PROMPT:
Your output must be a faithful copy of the listing underneath.

MATERIALS PROVIDED:

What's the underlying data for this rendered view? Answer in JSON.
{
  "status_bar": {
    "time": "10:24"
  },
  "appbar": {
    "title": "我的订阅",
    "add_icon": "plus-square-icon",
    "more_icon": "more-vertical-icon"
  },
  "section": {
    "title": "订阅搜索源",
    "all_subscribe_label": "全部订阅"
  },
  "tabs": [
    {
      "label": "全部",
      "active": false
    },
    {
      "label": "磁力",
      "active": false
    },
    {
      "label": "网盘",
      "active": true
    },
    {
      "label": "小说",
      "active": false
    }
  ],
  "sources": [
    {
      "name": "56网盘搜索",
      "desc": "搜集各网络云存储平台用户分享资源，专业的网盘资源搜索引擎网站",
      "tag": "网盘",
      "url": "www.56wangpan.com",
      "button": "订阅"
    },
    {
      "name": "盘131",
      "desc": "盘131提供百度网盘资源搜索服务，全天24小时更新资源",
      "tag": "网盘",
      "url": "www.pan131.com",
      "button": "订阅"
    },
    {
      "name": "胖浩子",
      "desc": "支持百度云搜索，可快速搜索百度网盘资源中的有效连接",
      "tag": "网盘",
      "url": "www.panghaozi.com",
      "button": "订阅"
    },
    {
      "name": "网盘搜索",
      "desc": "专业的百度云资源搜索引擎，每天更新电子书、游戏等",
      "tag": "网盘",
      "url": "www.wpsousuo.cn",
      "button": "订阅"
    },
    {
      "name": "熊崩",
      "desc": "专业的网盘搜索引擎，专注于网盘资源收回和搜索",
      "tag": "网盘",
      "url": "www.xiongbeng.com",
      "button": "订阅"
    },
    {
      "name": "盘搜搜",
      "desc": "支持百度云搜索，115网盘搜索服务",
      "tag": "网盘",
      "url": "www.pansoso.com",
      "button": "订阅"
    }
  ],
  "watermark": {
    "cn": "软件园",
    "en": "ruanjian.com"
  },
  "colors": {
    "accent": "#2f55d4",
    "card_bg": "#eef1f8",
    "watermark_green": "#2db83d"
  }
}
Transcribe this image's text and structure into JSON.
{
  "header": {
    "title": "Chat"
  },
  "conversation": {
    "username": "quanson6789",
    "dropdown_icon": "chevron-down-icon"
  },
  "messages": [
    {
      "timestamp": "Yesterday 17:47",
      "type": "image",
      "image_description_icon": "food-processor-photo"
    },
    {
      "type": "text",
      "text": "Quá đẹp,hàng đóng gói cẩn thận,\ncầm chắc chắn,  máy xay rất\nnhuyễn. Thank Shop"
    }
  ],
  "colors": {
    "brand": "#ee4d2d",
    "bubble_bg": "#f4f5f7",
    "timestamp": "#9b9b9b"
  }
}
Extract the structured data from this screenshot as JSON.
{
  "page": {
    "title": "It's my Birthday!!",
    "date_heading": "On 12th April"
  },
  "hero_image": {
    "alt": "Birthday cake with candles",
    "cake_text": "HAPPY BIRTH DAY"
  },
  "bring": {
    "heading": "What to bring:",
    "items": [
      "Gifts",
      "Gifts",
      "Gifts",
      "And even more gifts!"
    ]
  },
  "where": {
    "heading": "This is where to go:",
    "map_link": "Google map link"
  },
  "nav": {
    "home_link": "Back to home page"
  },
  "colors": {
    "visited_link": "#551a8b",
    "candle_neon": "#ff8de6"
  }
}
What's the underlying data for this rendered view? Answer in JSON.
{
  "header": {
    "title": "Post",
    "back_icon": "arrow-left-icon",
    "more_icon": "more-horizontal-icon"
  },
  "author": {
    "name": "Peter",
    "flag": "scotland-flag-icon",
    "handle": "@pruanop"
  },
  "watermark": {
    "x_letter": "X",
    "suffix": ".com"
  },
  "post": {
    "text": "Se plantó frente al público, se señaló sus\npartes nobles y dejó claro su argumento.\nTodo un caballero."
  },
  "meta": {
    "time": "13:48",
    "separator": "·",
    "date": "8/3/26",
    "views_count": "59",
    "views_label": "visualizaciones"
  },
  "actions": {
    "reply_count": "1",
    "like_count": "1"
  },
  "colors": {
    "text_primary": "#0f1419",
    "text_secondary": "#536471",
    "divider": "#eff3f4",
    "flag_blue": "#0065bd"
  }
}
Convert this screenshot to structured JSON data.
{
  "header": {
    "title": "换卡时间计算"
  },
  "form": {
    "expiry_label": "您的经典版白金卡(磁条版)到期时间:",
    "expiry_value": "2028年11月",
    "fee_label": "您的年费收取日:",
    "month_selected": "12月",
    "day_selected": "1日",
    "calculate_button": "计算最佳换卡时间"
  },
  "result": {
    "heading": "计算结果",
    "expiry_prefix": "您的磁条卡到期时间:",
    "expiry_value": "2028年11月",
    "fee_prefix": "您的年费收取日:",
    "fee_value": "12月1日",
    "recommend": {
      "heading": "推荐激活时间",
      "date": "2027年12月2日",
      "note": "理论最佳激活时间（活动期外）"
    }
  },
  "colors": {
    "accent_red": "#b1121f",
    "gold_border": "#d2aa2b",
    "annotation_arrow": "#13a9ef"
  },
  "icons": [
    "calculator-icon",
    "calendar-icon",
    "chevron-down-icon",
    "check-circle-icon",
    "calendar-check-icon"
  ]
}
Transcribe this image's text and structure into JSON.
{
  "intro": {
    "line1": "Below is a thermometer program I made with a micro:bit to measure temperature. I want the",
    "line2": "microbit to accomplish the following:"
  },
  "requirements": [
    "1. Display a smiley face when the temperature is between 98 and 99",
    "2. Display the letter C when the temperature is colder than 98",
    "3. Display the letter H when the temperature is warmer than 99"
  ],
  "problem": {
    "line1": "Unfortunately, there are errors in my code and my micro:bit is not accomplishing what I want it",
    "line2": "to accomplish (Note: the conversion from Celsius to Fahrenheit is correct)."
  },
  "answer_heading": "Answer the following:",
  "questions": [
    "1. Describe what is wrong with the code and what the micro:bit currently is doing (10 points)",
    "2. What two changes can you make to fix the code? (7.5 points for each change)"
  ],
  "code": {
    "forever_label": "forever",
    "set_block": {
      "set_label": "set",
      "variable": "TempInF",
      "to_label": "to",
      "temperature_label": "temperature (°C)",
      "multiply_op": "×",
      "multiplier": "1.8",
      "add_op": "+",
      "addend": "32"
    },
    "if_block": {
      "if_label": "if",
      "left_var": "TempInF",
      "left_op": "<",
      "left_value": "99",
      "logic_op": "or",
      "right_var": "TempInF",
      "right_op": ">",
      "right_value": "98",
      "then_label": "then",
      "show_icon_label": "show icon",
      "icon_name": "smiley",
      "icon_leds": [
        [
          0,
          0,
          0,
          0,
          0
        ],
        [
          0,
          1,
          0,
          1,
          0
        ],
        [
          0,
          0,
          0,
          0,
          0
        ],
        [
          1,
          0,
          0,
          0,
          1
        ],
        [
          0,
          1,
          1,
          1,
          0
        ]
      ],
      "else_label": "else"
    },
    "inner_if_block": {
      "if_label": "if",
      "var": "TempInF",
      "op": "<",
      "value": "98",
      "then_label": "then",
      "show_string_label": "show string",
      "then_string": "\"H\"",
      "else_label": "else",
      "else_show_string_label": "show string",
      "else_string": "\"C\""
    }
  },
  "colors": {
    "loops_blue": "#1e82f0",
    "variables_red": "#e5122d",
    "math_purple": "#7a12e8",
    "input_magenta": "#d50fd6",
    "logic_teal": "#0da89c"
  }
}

SOLUTION TO THIS EXERCISE:
What's the underlying data for this rendered view? Answer in JSON.
{
  "status_bar": {
    "time": "10:24"
  },
  "appbar": {
    "title": "我的订阅",
    "add_icon": "plus-square-icon",
    "more_icon": "more-vertical-icon"
  },
  "section": {
    "title": "订阅搜索源",
    "all_subscribe_label": "全部订阅"
  },
  "tabs": [
    {
      "label": "全部",
      "active": false
    },
    {
      "label": "磁力",
      "active": false
    },
    {
      "label": "网盘",
      "active": true
    },
    {
      "label": "小说",
      "active": false
    }
  ],
  "sources": [
    {
      "name": "56网盘搜索",
      "desc": "搜集各网络云存储平台用户分享资源，专业的网盘资源搜索引擎网站",
      "tag": "网盘",
      "url": "www.56wangpan.com",
      "button": "订阅"
    },
    {
      "name": "盘131",
      "desc": "盘131提供百度网盘资源搜索服务，全天24小时更新资源",
      "tag": "网盘",
      "url": "www.pan131.com",
      "button": "订阅"
    },
    {
      "name": "胖浩子",
      "desc": "支持百度云搜索，可快速搜索百度网盘资源中的有效连接",
      "tag": "网盘",
      "url": "www.panghaozi.com",
      "button": "订阅"
    },
    {
      "name": "网盘搜索",
      "desc": "专业的百度云资源搜索引擎，每天更新电子书、游戏等",
      "tag": "网盘",
      "url": "www.wpsousuo.cn",
      "button": "订阅"
    },
    {
      "name": "熊崩",
      "desc": "专业的网盘搜索引擎，专注于网盘资源收回和搜索",
      "tag": "网盘",
      "url": "www.xiongbeng.com",
      "button": "订阅"
    },
    {
      "name": "盘搜搜",
      "desc": "支持百度云搜索，115网盘搜索服务",
      "tag": "网盘",
      "url": "www.pansoso.com",
      "button": "订阅"
    }
  ],
  "watermark": {
    "cn": "软件园",
    "en": "ruanjian.com"
  },
  "colors": {
    "accent": "#2f55d4",
    "card_bg": "#eef1f8",
    "watermark_green": "#2db83d"
  }
}
Transcribe this image's text and structure into JSON.
{
  "header": {
    "title": "Chat"
  },
  "conversation": {
    "username": "quanson6789",
    "dropdown_icon": "chevron-down-icon"
  },
  "messages": [
    {
      "timestamp": "Yesterday 17:47",
      "type": "image",
      "image_description_icon": "food-processor-photo"
    },
    {
      "type": "text",
      "text": "Quá đẹp,hàng đóng gói cẩn thận,\ncầm chắc chắn,  máy xay rất\nnhuyễn. Thank Shop"
    }
  ],
  "colors": {
    "brand": "#ee4d2d",
    "bubble_bg": "#f4f5f7",
    "timestamp": "#9b9b9b"
  }
}
Extract the structured data from this screenshot as JSON.
{
  "page": {
    "title": "It's my Birthday!!",
    "date_heading": "On 12th April"
  },
  "hero_image": {
    "alt": "Birthday cake with candles",
    "cake_text": "HAPPY BIRTH DAY"
  },
  "bring": {
    "heading": "What to bring:",
    "items": [
      "Gifts",
      "Gifts",
      "Gifts",
      "And even more gifts!"
    ]
  },
  "where": {
    "heading": "This is where to go:",
    "map_link": "Google map link"
  },
  "nav": {
    "home_link": "Back to home page"
  },
  "colors": {
    "visited_link": "#551a8b",
    "candle_neon": "#ff8de6"
  }
}
What's the underlying data for this rendered view? Answer in JSON.
{
  "header": {
    "title": "Post",
    "back_icon": "arrow-left-icon",
    "more_icon": "more-horizontal-icon"
  },
  "author": {
    "name": "Peter",
    "flag": "scotland-flag-icon",
    "handle": "@pruanop"
  },
  "watermark": {
    "x_letter": "X",
    "suffix": ".com"
  },
  "post": {
    "text": "Se plantó frente al público, se señaló sus\npartes nobles y dejó claro su argumento.\nTodo un caballero."
  },
  "meta": {
    "time": "13:48",
    "separator": "·",
    "date": "8/3/26",
    "views_count": "59",
    "views_label": "visualizaciones"
  },
  "actions": {
    "reply_count": "1",
    "like_count": "1"
  },
  "colors": {
    "text_primary": "#0f1419",
    "text_secondary": "#536471",
    "divider": "#eff3f4",
    "flag_blue": "#0065bd"
  }
}
Convert this screenshot to structured JSON data.
{
  "header": {
    "title": "换卡时间计算"
  },
  "form": {
    "expiry_label": "您的经典版白金卡(磁条版)到期时间:",
    "expiry_value": "2028年11月",
    "fee_label": "您的年费收取日:",
    "month_selected": "12月",
    "day_selected": "1日",
    "calculate_button": "计算最佳换卡时间"
  },
  "result": {
    "heading": "计算结果",
    "expiry_prefix": "您的磁条卡到期时间:",
    "expiry_value": "2028年11月",
    "fee_prefix": "您的年费收取日:",
    "fee_value": "12月1日",
    "recommend": {
      "heading": "推荐激活时间",
      "date": "2027年12月2日",
      "note": "理论最佳激活时间（活动期外）"
    }
  },
  "colors": {
    "accent_red": "#b1121f",
    "gold_border": "#d2aa2b",
    "annotation_arrow": "#13a9ef"
  },
  "icons": [
    "calculator-icon",
    "calendar-icon",
    "chevron-down-icon",
    "check-circle-icon",
    "calendar-check-icon"
  ]
}
Transcribe this image's text and structure into JSON.
{
  "intro": {
    "line1": "Below is a thermometer program I made with a micro:bit to measure temperature. I want the",
    "line2": "microbit to accomplish the following:"
  },
  "requirements": [
    "1. Display a smiley face when the temperature is between 98 and 99",
    "2. Display the letter C when the temperature is colder than 98",
    "3. Display the letter H when the temperature is warmer than 99"
  ],
  "problem": {
    "line1": "Unfortunately, there are errors in my code and my micro:bit is not accomplishing what I want it",
    "line2": "to accomplish (Note: the conversion from Celsius to Fahrenheit is correct)."
  },
  "answer_heading": "Answer the following:",
  "questions": [
    "1. Describe what is wrong with the code and what the micro:bit currently is doing (10 points)",
    "2. What two changes can you make to fix the code? (7.5 points for each change)"
  ],
  "code": {
    "forever_label": "forever",
    "set_block": {
      "set_label": "set",
      "variable": "TempInF",
      "to_label": "to",
      "temperature_label": "temperature (°C)",
      "multiply_op": "×",
      "multiplier": "1.8",
      "add_op": "+",
      "addend": "32"
    },
    "if_block": {
      "if_label": "if",
      "left_var": "TempInF",
      "left_op": "<",
      "left_value": "99",
      "logic_op": "or",
      "right_var": "TempInF",
      "right_op": ">",
      "right_value": "98",
      "then_label": "then",
      "show_icon_label": "show icon",
      "icon_name": "smiley",
      "icon_leds": [
        [
          0,
          0,
          0,
          0,
          0
        ],
        [
          0,
          1,
          0,
          1,
          0
        ],
        [
          0,
          0,
          0,
          0,
          0
        ],
        [
          1,
          0,
          0,
          0,
          1
        ],
        [
          0,
          1,
          1,
          1,
          0
        ]
      ],
      "else_label": "else"
    },
    "inner_if_block": {
      "if_label": "if",
      "var": "TempInF",
      "op": "<",
      "value": "98",
      "then_label": "then",
      "show_string_label": "show string",
      "then_string": "\"H\"",
      "else_label": "else",
      "else_show_string_label": "show string",
      "else_string": "\"C\""
    }
  },
  "colors": {
    "loops_blue": "#1e82f0",
    "variables_red": "#e5122d",
    "math_purple": "#7a12e8",
    "input_magenta": "#d50fd6",
    "logic_teal": "#0da89c"
  }
}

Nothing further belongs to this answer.